■ Task details ■
Scan the entries below. Return every line that includes "envelope".
── Data for analysis
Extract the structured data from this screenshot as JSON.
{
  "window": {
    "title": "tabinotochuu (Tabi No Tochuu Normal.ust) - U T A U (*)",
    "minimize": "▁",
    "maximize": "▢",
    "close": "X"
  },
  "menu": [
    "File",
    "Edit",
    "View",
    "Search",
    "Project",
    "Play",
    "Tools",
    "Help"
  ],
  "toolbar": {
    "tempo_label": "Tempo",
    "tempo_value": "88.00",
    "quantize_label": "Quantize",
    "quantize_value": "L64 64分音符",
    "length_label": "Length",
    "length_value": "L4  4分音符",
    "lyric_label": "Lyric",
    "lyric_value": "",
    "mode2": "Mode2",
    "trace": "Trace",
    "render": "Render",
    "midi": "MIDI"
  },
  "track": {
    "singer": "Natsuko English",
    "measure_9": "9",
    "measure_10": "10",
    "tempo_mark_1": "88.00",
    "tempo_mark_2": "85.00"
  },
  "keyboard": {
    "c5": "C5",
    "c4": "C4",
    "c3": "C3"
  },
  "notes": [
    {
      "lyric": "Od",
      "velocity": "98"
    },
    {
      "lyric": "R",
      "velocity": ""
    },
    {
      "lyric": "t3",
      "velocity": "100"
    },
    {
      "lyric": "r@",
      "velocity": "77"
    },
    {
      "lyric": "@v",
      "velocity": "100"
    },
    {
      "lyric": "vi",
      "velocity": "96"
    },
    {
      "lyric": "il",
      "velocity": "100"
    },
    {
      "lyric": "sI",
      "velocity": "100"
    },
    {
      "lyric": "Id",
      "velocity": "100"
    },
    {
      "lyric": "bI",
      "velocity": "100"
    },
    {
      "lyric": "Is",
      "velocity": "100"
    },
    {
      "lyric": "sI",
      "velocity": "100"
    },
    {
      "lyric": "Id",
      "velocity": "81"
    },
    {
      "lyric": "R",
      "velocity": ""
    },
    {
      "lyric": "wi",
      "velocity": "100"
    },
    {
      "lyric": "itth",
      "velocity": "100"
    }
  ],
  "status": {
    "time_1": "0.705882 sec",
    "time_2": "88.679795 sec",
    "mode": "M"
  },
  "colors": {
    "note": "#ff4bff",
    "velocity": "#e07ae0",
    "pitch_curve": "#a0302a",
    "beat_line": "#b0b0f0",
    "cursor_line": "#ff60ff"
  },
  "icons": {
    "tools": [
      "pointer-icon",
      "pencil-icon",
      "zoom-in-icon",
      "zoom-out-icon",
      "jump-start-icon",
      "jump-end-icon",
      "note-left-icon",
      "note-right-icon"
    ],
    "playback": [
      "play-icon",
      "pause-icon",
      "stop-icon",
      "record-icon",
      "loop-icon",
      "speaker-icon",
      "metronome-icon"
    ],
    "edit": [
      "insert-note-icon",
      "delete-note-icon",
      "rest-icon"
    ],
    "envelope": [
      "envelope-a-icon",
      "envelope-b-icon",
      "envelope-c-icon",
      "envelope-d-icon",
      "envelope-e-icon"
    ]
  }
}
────
■ Solution to this exercise ■
    "envelope": [
      "envelope-a-icon",
      "envelope-b-icon",
      "envelope-c-icon",
      "envelope-d-icon",
      "envelope-e-icon"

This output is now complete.